### WORK INSTRUCTIONS
Tally the lines of the data that include the word "SCHEDULED". Only the number is to be returned.

Page and application data records:
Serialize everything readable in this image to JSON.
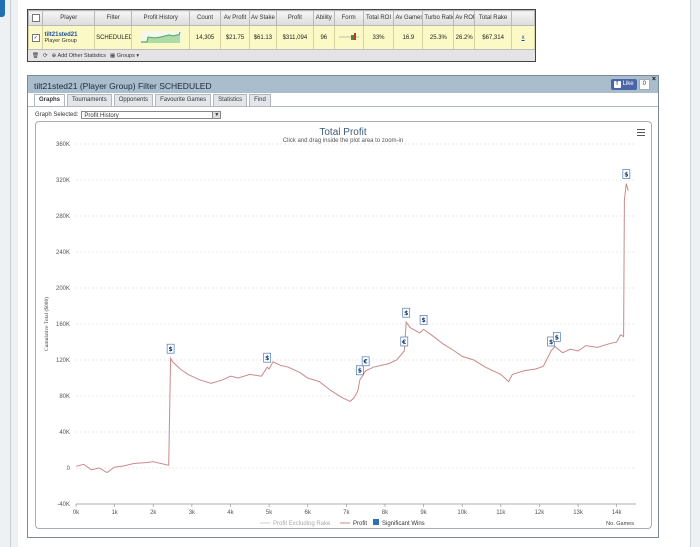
{
  "top_table": {
    "headers": [
      "",
      "Player",
      "Filter",
      "Profit History",
      "Count",
      "Av Profit",
      "Av Stake",
      "Profit",
      "Ability",
      "Form",
      "Total ROI",
      "Av Games",
      "Turbo Ratio",
      "Av ROI",
      "Total Rake",
      ""
    ],
    "row": {
      "player_name": "tilt21sted21",
      "player_sub": "Player Group",
      "filter": "SCHEDULED",
      "count": "14,305",
      "av_profit": "$21.75",
      "av_stake": "$61.13",
      "profit": "$311,094",
      "ability": "96",
      "total_roi": "33%",
      "av_games": "16.9",
      "turbo_ratio": "25.3%",
      "av_roi": "26.2%",
      "total_rake": "$67,314",
      "action": "x"
    },
    "footer": {
      "add_stats": "Add Other Statistics",
      "groups": "Groups"
    }
  },
  "panel": {
    "title": "tilt21sted21 (Player Group) Filter SCHEDULED",
    "like_label": "Like",
    "like_count": "0",
    "close": "×",
    "tabs": [
      "Graphs",
      "Tournaments",
      "Opponents",
      "Favourite Games",
      "Statistics",
      "Find"
    ],
    "graph_selected_label": "Graph Selected:",
    "graph_selected_value": "Profit History"
  },
  "colors": {
    "profit_line": "#c98a8a",
    "rake_line": "#cfcfcf",
    "significant": "#2f6fba",
    "header_bg": "#aabdcc"
  },
  "chart_data": {
    "type": "line",
    "title": "Total Profit",
    "subtitle": "Click and drag inside the plot area to zoom-in",
    "xlabel": "No. Games",
    "ylabel": "Cumulative Total ($000)",
    "xlim": [
      0,
      14500
    ],
    "ylim": [
      -40000,
      360000
    ],
    "x_ticks": [
      0,
      1000,
      2000,
      3000,
      4000,
      5000,
      6000,
      7000,
      8000,
      9000,
      10000,
      11000,
      12000,
      13000,
      14000
    ],
    "x_tick_labels": [
      "0k",
      "1k",
      "2k",
      "3k",
      "4k",
      "5k",
      "6k",
      "7k",
      "8k",
      "9k",
      "10k",
      "11k",
      "12k",
      "13k",
      "14k"
    ],
    "y_ticks": [
      -40000,
      0,
      40000,
      80000,
      120000,
      160000,
      200000,
      240000,
      280000,
      320000,
      360000
    ],
    "y_tick_labels": [
      "-40K",
      "0",
      "40K",
      "80K",
      "120K",
      "160K",
      "200K",
      "240K",
      "280K",
      "320K",
      "360K"
    ],
    "grid": true,
    "legend_position": "bottom",
    "legend": [
      "Profit Excluding Rake",
      "Profit",
      "Significant Wins"
    ],
    "series": [
      {
        "name": "Profit",
        "x": [
          0,
          200,
          400,
          600,
          800,
          1000,
          1200,
          1500,
          1800,
          2000,
          2200,
          2400,
          2450,
          2500,
          2700,
          2900,
          3200,
          3500,
          3800,
          4000,
          4200,
          4500,
          4800,
          4950,
          5000,
          5100,
          5300,
          5500,
          5800,
          6000,
          6300,
          6600,
          6900,
          7100,
          7200,
          7300,
          7350,
          7500,
          7700,
          7900,
          8100,
          8300,
          8500,
          8550,
          8650,
          8900,
          9000,
          9200,
          9500,
          9800,
          10000,
          10300,
          10600,
          11000,
          11200,
          11300,
          11600,
          11900,
          12100,
          12300,
          12400,
          12600,
          12800,
          13000,
          13200,
          13500,
          13800,
          14000,
          14100,
          14180,
          14200,
          14250,
          14300
        ],
        "y": [
          2000,
          4000,
          -2000,
          0,
          -5000,
          1000,
          2000,
          5000,
          6000,
          7000,
          5000,
          3000,
          122000,
          118000,
          110000,
          104000,
          98000,
          94000,
          98000,
          102000,
          100000,
          104000,
          102000,
          112000,
          110000,
          118000,
          114000,
          112000,
          106000,
          100000,
          96000,
          86000,
          78000,
          74000,
          78000,
          86000,
          98000,
          108000,
          112000,
          114000,
          116000,
          120000,
          130000,
          162000,
          156000,
          150000,
          154000,
          148000,
          138000,
          130000,
          124000,
          120000,
          112000,
          104000,
          96000,
          104000,
          108000,
          110000,
          113000,
          130000,
          135000,
          128000,
          132000,
          130000,
          136000,
          134000,
          138000,
          140000,
          148000,
          146000,
          298000,
          316000,
          308000
        ]
      }
    ],
    "significant_wins": [
      {
        "x": 2450,
        "y": 122000,
        "label": "$"
      },
      {
        "x": 4950,
        "y": 112000,
        "label": "$"
      },
      {
        "x": 7350,
        "y": 98000,
        "label": "$"
      },
      {
        "x": 7500,
        "y": 108000,
        "label": "€"
      },
      {
        "x": 8500,
        "y": 130000,
        "label": "€"
      },
      {
        "x": 8550,
        "y": 162000,
        "label": "$"
      },
      {
        "x": 9000,
        "y": 154000,
        "label": "$"
      },
      {
        "x": 12300,
        "y": 130000,
        "label": "$"
      },
      {
        "x": 12450,
        "y": 135000,
        "label": "$"
      },
      {
        "x": 14250,
        "y": 316000,
        "label": "$"
      }
    ]
  }
}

### WRITTEN SOLUTION
2